Work request
Write out the listing below character for character, though without its pictures.

Supplied entries
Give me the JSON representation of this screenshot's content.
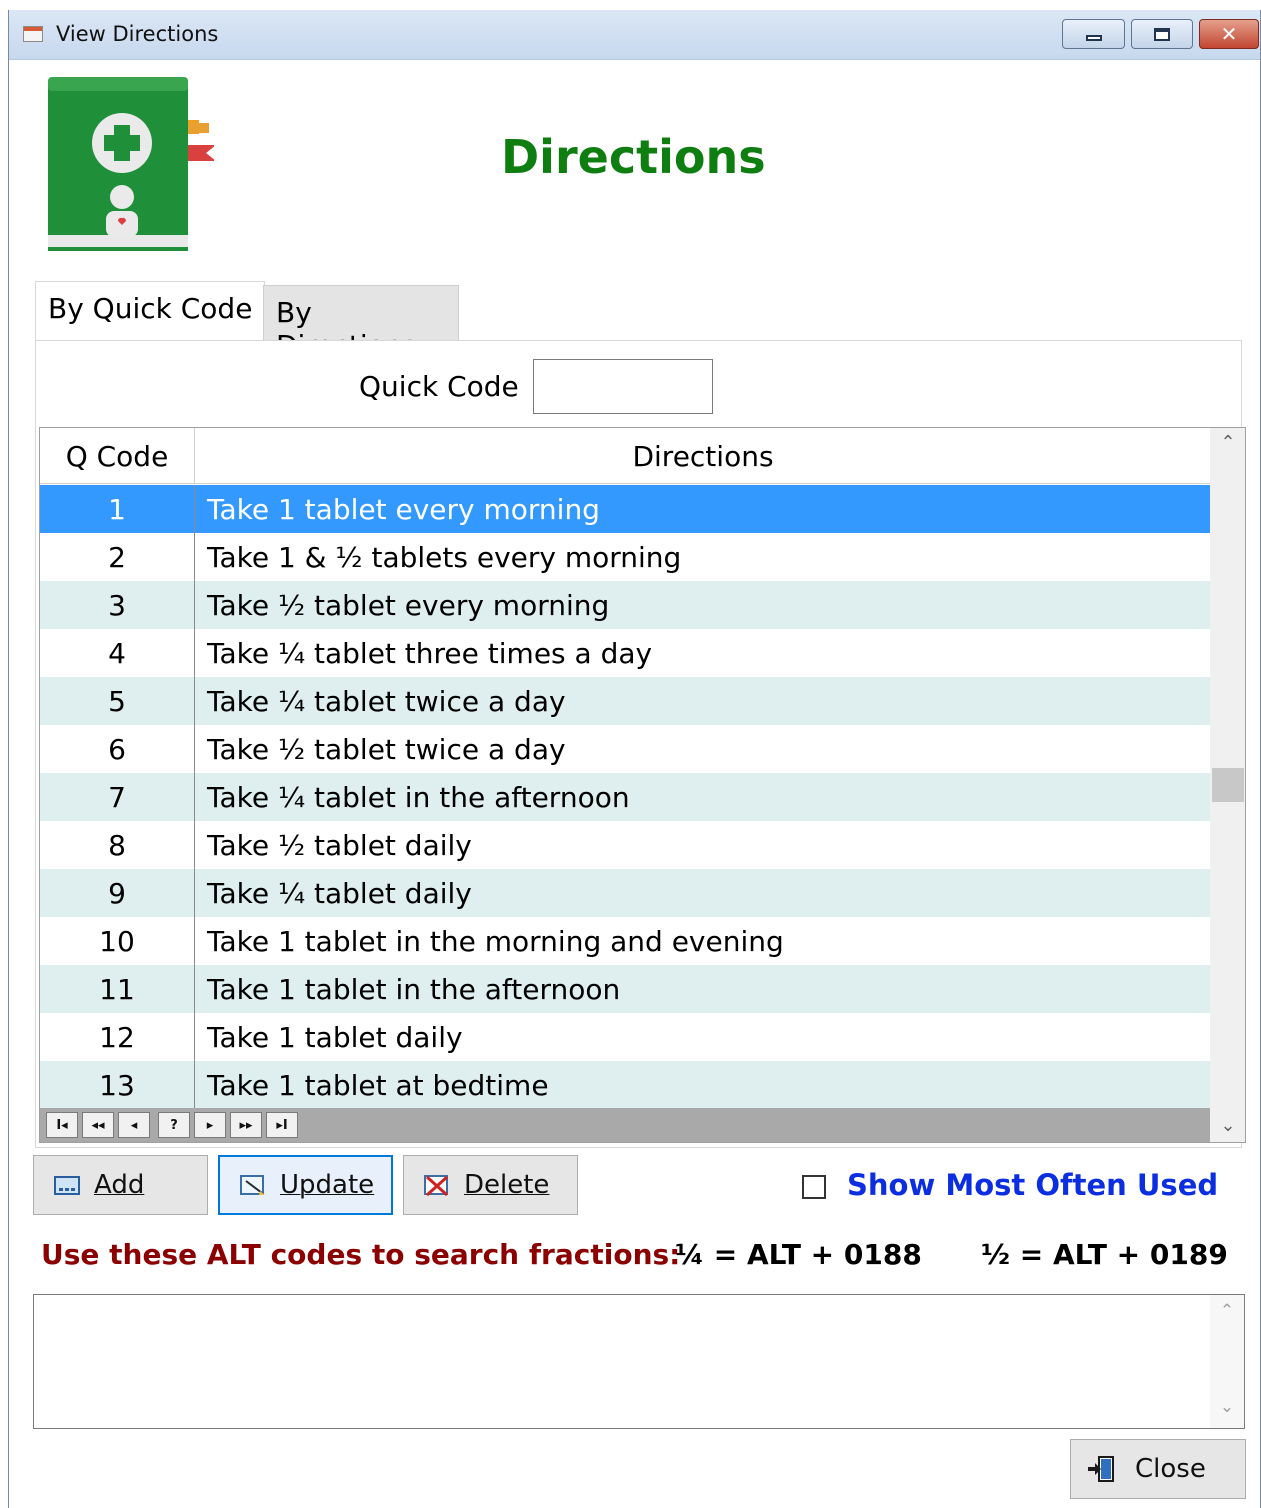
{
  "window": {
    "title": "View Directions",
    "controls": {
      "minimize": "minimize-icon",
      "maximize": "maximize-icon",
      "close": "✕"
    }
  },
  "header": {
    "title": "Directions"
  },
  "tabs": [
    {
      "label": "By Quick Code",
      "active": true
    },
    {
      "label": "By Directions",
      "active": false
    }
  ],
  "search": {
    "label": "Quick Code",
    "value": ""
  },
  "grid": {
    "columns": [
      "Q Code",
      "Directions"
    ],
    "selected_code": "1",
    "rows": [
      {
        "code": "1",
        "direction": "Take 1 tablet every morning"
      },
      {
        "code": "2",
        "direction": "Take 1 & ½ tablets every morning"
      },
      {
        "code": "3",
        "direction": "Take ½ tablet every morning"
      },
      {
        "code": "4",
        "direction": "Take ¼ tablet three times a day"
      },
      {
        "code": "5",
        "direction": "Take ¼ tablet twice a day"
      },
      {
        "code": "6",
        "direction": "Take ½ tablet twice a day"
      },
      {
        "code": "7",
        "direction": "Take ¼ tablet in the afternoon"
      },
      {
        "code": "8",
        "direction": "Take ½ tablet daily"
      },
      {
        "code": "9",
        "direction": "Take ¼ tablet daily"
      },
      {
        "code": "10",
        "direction": "Take 1 tablet in the morning and evening"
      },
      {
        "code": "11",
        "direction": "Take 1 tablet in the afternoon"
      },
      {
        "code": "12",
        "direction": "Take 1 tablet daily"
      },
      {
        "code": "13",
        "direction": "Take 1 tablet at bedtime"
      }
    ],
    "navigator": [
      "I◂",
      "◂◂",
      "◂",
      "?",
      "▸",
      "▸▸",
      "▸I"
    ]
  },
  "actions": {
    "add": "Add",
    "update": "Update",
    "delete": "Delete",
    "show_most_used": "Show Most Often Used",
    "show_most_used_checked": false
  },
  "alt_codes": {
    "note": "Use these ALT codes to search fractions:",
    "quarter": "¼ = ALT + 0188",
    "half": "½ = ALT + 0189"
  },
  "notes": {
    "value": ""
  },
  "footer": {
    "close": "Close"
  },
  "colors": {
    "heading": "#0e7e10",
    "selection": "#3399ff",
    "row_alt": "#dfeeee",
    "link": "#0b2fe0",
    "alt_note": "#8b0000"
  }
}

Result for this task
Give me the JSON representation of this screenshot's content.
{
  "window": {
    "title": "View Directions",
    "controls": {
      "minimize": "minimize-icon",
      "maximize": "maximize-icon",
      "close": "✕"
    }
  },
  "header": {
    "title": "Directions"
  },
  "tabs": [
    {
      "label": "By Quick Code",
      "active": true
    },
    {
      "label": "By Directions",
      "active": false
    }
  ],
  "search": {
    "label": "Quick Code",
    "value": ""
  },
  "grid": {
    "columns": [
      "Q Code",
      "Directions"
    ],
    "selected_code": "1",
    "rows": [
      {
        "code": "1",
        "direction": "Take 1 tablet every morning"
      },
      {
        "code": "2",
        "direction": "Take 1 & ½ tablets every morning"
      },
      {
        "code": "3",
        "direction": "Take ½ tablet every morning"
      },
      {
        "code": "4",
        "direction": "Take ¼ tablet three times a day"
      },
      {
        "code": "5",
        "direction": "Take ¼ tablet twice a day"
      },
      {
        "code": "6",
        "direction": "Take ½ tablet twice a day"
      },
      {
        "code": "7",
        "direction": "Take ¼ tablet in the afternoon"
      },
      {
        "code": "8",
        "direction": "Take ½ tablet daily"
      },
      {
        "code": "9",
        "direction": "Take ¼ tablet daily"
      },
      {
        "code": "10",
        "direction": "Take 1 tablet in the morning and evening"
      },
      {
        "code": "11",
        "direction": "Take 1 tablet in the afternoon"
      },
      {
        "code": "12",
        "direction": "Take 1 tablet daily"
      },
      {
        "code": "13",
        "direction": "Take 1 tablet at bedtime"
      }
    ],
    "navigator": [
      "I◂",
      "◂◂",
      "◂",
      "?",
      "▸",
      "▸▸",
      "▸I"
    ]
  },
  "actions": {
    "add": "Add",
    "update": "Update",
    "delete": "Delete",
    "show_most_used": "Show Most Often Used",
    "show_most_used_checked": false
  },
  "alt_codes": {
    "note": "Use these ALT codes to search fractions:",
    "quarter": "¼ = ALT + 0188",
    "half": "½ = ALT + 0189"
  },
  "notes": {
    "value": ""
  },
  "footer": {
    "close": "Close"
  },
  "colors": {
    "heading": "#0e7e10",
    "selection": "#3399ff",
    "row_alt": "#dfeeee",
    "link": "#0b2fe0",
    "alt_note": "#8b0000"
  }
}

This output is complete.